Recently a father in West Bloomfield wrote an essay to explain why he and his wife could not attend the day school in which I happen to be the Head of School. He acknowledges the desire to send his children to Hillel and even acknowledges its excellent reputation. But they cannot afford it. Well, I have good news, they can and so can just about any other Jewish family who wants to, at least in the Detroit area.
I cannot speak for any other community other than Detroit. In our community we have philanthropists and foundations that believe it is not a burden to give tzedakah to enable Jewish children to receive a Jewish education. In fact, our donors recognize it takes the entire Jewish community to raise a Jewish child and take on this responsibility as a sacred act. Our many donors, along with the Jewish Federation of Detroit, make it possible for 58% of our students to receive an education they would otherwise not be able to afford. In addition, I assure everyone that the families who receive tuition assistance not only have integrity, they recognize the importance of a Jewish day school education for their children, families and future of the American Jewish community. All of these families make some level of sacrifice to send their children to our day school.
In addition, Hillel just received a transformative gift from the William Davidson Foundation that will provide each family with a grant up to $36,000. This grant increases by $1,000 each year up to $36,000, effectively lowering the real tuition dollars parents will need to pay. This new grant program brings predictability to the tuition process along with stability. While tuition will increase modestly each year, the value of the grant will outpace the increase, effectively lowering the real dollars families will have to pay the longer they stay at Hillel. This program is primarily targeted to families who do not qualify for financial assistance. So many of the middle class are squeezed out, and this program addresses this.
Between our generous tuition assistance program and the implementation of the Davidson Grant, Hillel should be affordable to almost everyone who wants this education for their children. We are committed to breaking down any financial barriers. This father also expressed concern that tuition assistance programs have bankrupted other schools and he does not want to be a part of that. I certainly appreciate his concern. Fortunately Hillel has a strong fiscal history and is managed with great responsibility. In addition, our programs are all strategically planned so that any tuition assistance program or grants program will not jeopardize the financial stability of the school.

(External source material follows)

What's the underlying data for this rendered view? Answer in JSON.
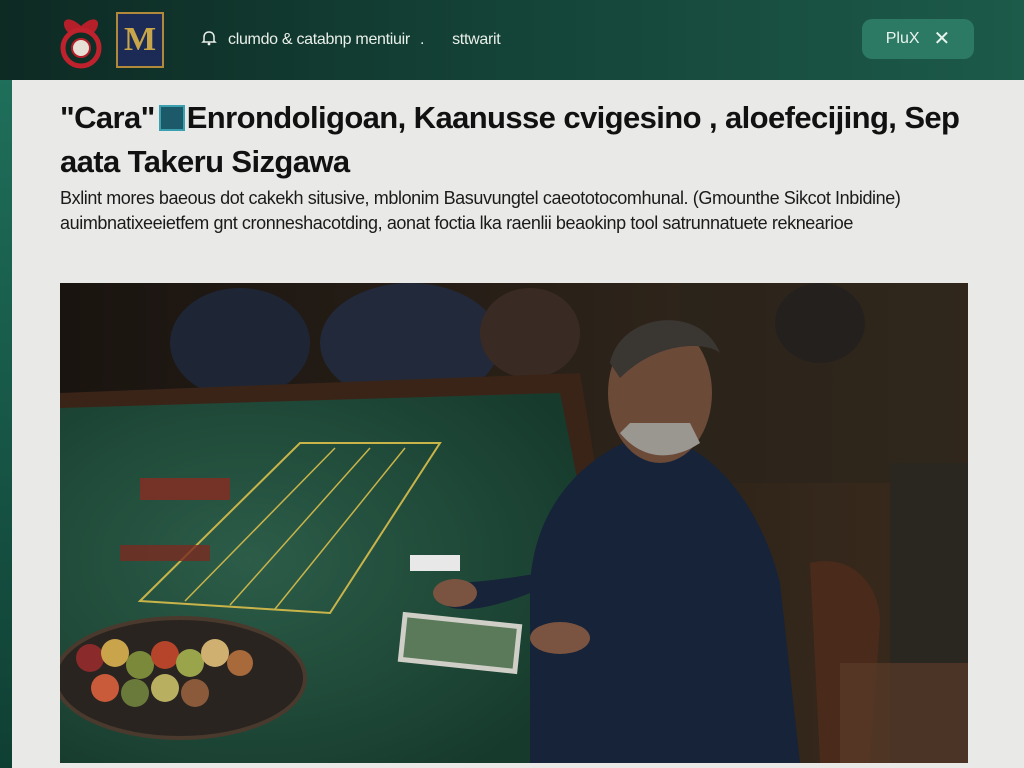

Our donors and our leaders want families to take advantage of tuition assistance or the Davidson Grant program. We want Jewish children at Hillel – the future depends on it.
Finally, this family feels they can provide the necessary Jewish education at home for their children. That is outstanding. Jewish education and living begins in the home. However, their background and knowledge are unique. Most parents today cannot provide that level of opportunity. In addition, I would humbly suggest that it is certainly easier for them while their children are young. I am not sure it will be as easy as they get older. They are also possibly depriving their children of a Jewish social life with like- minded friends/families who are committed to similar values.
Yes, it is a commitment to send your children to a Jewish day school. Yes it is costly. Yes, for most it does require giving up on some or even many extras. But since when did anything of great value and worth come easily? A day school education is not only a priceless gift for your children, it is for the community. And I am confident that when the Pew study is analyzed in greater detail, it will once again reinforce that those who attended a day school have the greatest Jewish identification and patterns of Jewish living and values in the survey.